What this task involves>
Every record below should be retyped exactly, and no picture should appear in the copy.
══ Data shown ══
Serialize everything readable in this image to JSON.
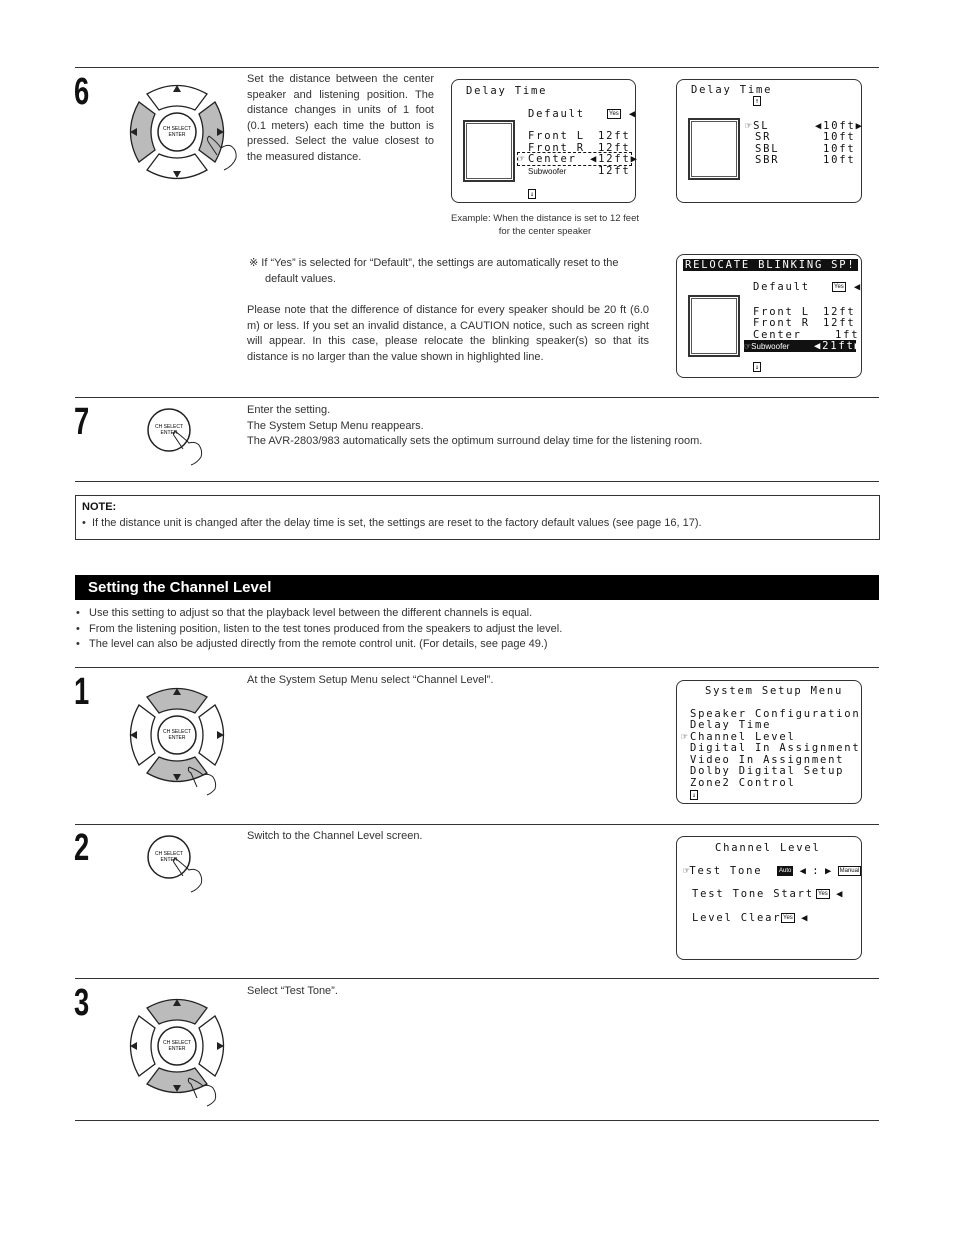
{
  "step6": {
    "number": "6",
    "text": "Set the distance between the center speaker and listening position. The distance changes in units of 1 foot (0.1 meters) each time the button is pressed. Select the value closest to the measured distance.",
    "screen1": {
      "title": "Delay Time",
      "default_label": "Default",
      "default_value": "Yes",
      "rows": [
        {
          "label": "Front L",
          "value": "12ft"
        },
        {
          "label": "Front R",
          "value": "12ft"
        },
        {
          "label": "Center",
          "value": "12ft",
          "selected": true
        },
        {
          "label": "Subwoofer",
          "value": "12ft"
        }
      ]
    },
    "screen2": {
      "title": "Delay Time",
      "rows": [
        {
          "label": "SL",
          "value": "10ft",
          "selected": true
        },
        {
          "label": "SR",
          "value": "10ft"
        },
        {
          "label": "SBL",
          "value": "10ft"
        },
        {
          "label": "SBR",
          "value": "10ft"
        }
      ]
    },
    "caption_line1": "Example: When the distance is set to 12 feet",
    "caption_line2": "for the center speaker",
    "note_default": "※ If “Yes” is selected for “Default”, the settings are automatically reset to the default values.",
    "note_caution": "Please note that the difference of distance for every speaker should be 20 ft (6.0 m) or less. If you set an invalid distance, a CAUTION notice, such as screen right will appear. In this case, please relocate the blinking speaker(s) so that its distance is no larger than the value shown in highlighted line.",
    "screen3": {
      "banner": "RELOCATE BLINKING SP!",
      "default_label": "Default",
      "default_value": "Yes",
      "rows": [
        {
          "label": "Front L",
          "value": "12ft"
        },
        {
          "label": "Front R",
          "value": "12ft"
        },
        {
          "label": "Center",
          "value": "1ft"
        },
        {
          "label": "Subwoofer",
          "value": "21ft",
          "highlighted": true
        }
      ]
    }
  },
  "step7": {
    "number": "7",
    "line1": "Enter the setting.",
    "line2": "The System Setup Menu reappears.",
    "line3": "The AVR-2803/983 automatically sets the optimum surround delay time for the listening room."
  },
  "note": {
    "heading": "NOTE:",
    "text": "If the distance unit is changed after the delay time is set, the settings are reset to the factory default values (see page 16, 17)."
  },
  "section": {
    "title": "Setting the Channel Level",
    "bullets": [
      "Use this setting to adjust so that the playback level between the different channels is equal.",
      "From the listening position, listen to the test tones produced from the speakers to adjust the level.",
      "The level can also be adjusted directly from the remote control unit. (For details, see page 49.)"
    ]
  },
  "cl_step1": {
    "number": "1",
    "text": "At the System Setup Menu select “Channel Level”.",
    "screen": {
      "title": "System Setup Menu",
      "items": [
        "Speaker Configuration",
        "Delay Time",
        "Channel Level",
        "Digital In Assignment",
        "Video In Assignment",
        "Dolby Digital Setup",
        "Zone2 Control"
      ],
      "selected_index": 2
    }
  },
  "cl_step2": {
    "number": "2",
    "text": "Switch to the Channel Level screen.",
    "screen": {
      "title": "Channel Level",
      "test_tone_label": "Test Tone",
      "test_tone_auto": "Auto",
      "test_tone_manual": "Manual",
      "test_tone_start_label": "Test Tone Start",
      "test_tone_start_value": "Yes",
      "level_clear_label": "Level Clear",
      "level_clear_value": "Yes"
    }
  },
  "cl_step3": {
    "number": "3",
    "text": "Select “Test Tone”."
  },
  "remote": {
    "center_line1": "CH SELECT",
    "center_line2": "ENTER"
  }
}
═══
Result for this task>
Serialize everything readable in this image to JSON.
{
  "step6": {
    "number": "6",
    "text": "Set the distance between the center speaker and listening position. The distance changes in units of 1 foot (0.1 meters) each time the button is pressed. Select the value closest to the measured distance.",
    "screen1": {
      "title": "Delay Time",
      "default_label": "Default",
      "default_value": "Yes",
      "rows": [
        {
          "label": "Front L",
          "value": "12ft"
        },
        {
          "label": "Front R",
          "value": "12ft"
        },
        {
          "label": "Center",
          "value": "12ft",
          "selected": true
        },
        {
          "label": "Subwoofer",
          "value": "12ft"
        }
      ]
    },
    "screen2": {
      "title": "Delay Time",
      "rows": [
        {
          "label": "SL",
          "value": "10ft",
          "selected": true
        },
        {
          "label": "SR",
          "value": "10ft"
        },
        {
          "label": "SBL",
          "value": "10ft"
        },
        {
          "label": "SBR",
          "value": "10ft"
        }
      ]
    },
    "caption_line1": "Example: When the distance is set to 12 feet",
    "caption_line2": "for the center speaker",
    "note_default": "※ If “Yes” is selected for “Default”, the settings are automatically reset to the default values.",
    "note_caution": "Please note that the difference of distance for every speaker should be 20 ft (6.0 m) or less. If you set an invalid distance, a CAUTION notice, such as screen right will appear. In this case, please relocate the blinking speaker(s) so that its distance is no larger than the value shown in highlighted line.",
    "screen3": {
      "banner": "RELOCATE BLINKING SP!",
      "default_label": "Default",
      "default_value": "Yes",
      "rows": [
        {
          "label": "Front L",
          "value": "12ft"
        },
        {
          "label": "Front R",
          "value": "12ft"
        },
        {
          "label": "Center",
          "value": "1ft"
        },
        {
          "label": "Subwoofer",
          "value": "21ft",
          "highlighted": true
        }
      ]
    }
  },
  "step7": {
    "number": "7",
    "line1": "Enter the setting.",
    "line2": "The System Setup Menu reappears.",
    "line3": "The AVR-2803/983 automatically sets the optimum surround delay time for the listening room."
  },
  "note": {
    "heading": "NOTE:",
    "text": "If the distance unit is changed after the delay time is set, the settings are reset to the factory default values (see page 16, 17)."
  },
  "section": {
    "title": "Setting the Channel Level",
    "bullets": [
      "Use this setting to adjust so that the playback level between the different channels is equal.",
      "From the listening position, listen to the test tones produced from the speakers to adjust the level.",
      "The level can also be adjusted directly from the remote control unit. (For details, see page 49.)"
    ]
  },
  "cl_step1": {
    "number": "1",
    "text": "At the System Setup Menu select “Channel Level”.",
    "screen": {
      "title": "System Setup Menu",
      "items": [
        "Speaker Configuration",
        "Delay Time",
        "Channel Level",
        "Digital In Assignment",
        "Video In Assignment",
        "Dolby Digital Setup",
        "Zone2 Control"
      ],
      "selected_index": 2
    }
  },
  "cl_step2": {
    "number": "2",
    "text": "Switch to the Channel Level screen.",
    "screen": {
      "title": "Channel Level",
      "test_tone_label": "Test Tone",
      "test_tone_auto": "Auto",
      "test_tone_manual": "Manual",
      "test_tone_start_label": "Test Tone Start",
      "test_tone_start_value": "Yes",
      "level_clear_label": "Level Clear",
      "level_clear_value": "Yes"
    }
  },
  "cl_step3": {
    "number": "3",
    "text": "Select “Test Tone”."
  },
  "remote": {
    "center_line1": "CH SELECT",
    "center_line2": "ENTER"
  }
}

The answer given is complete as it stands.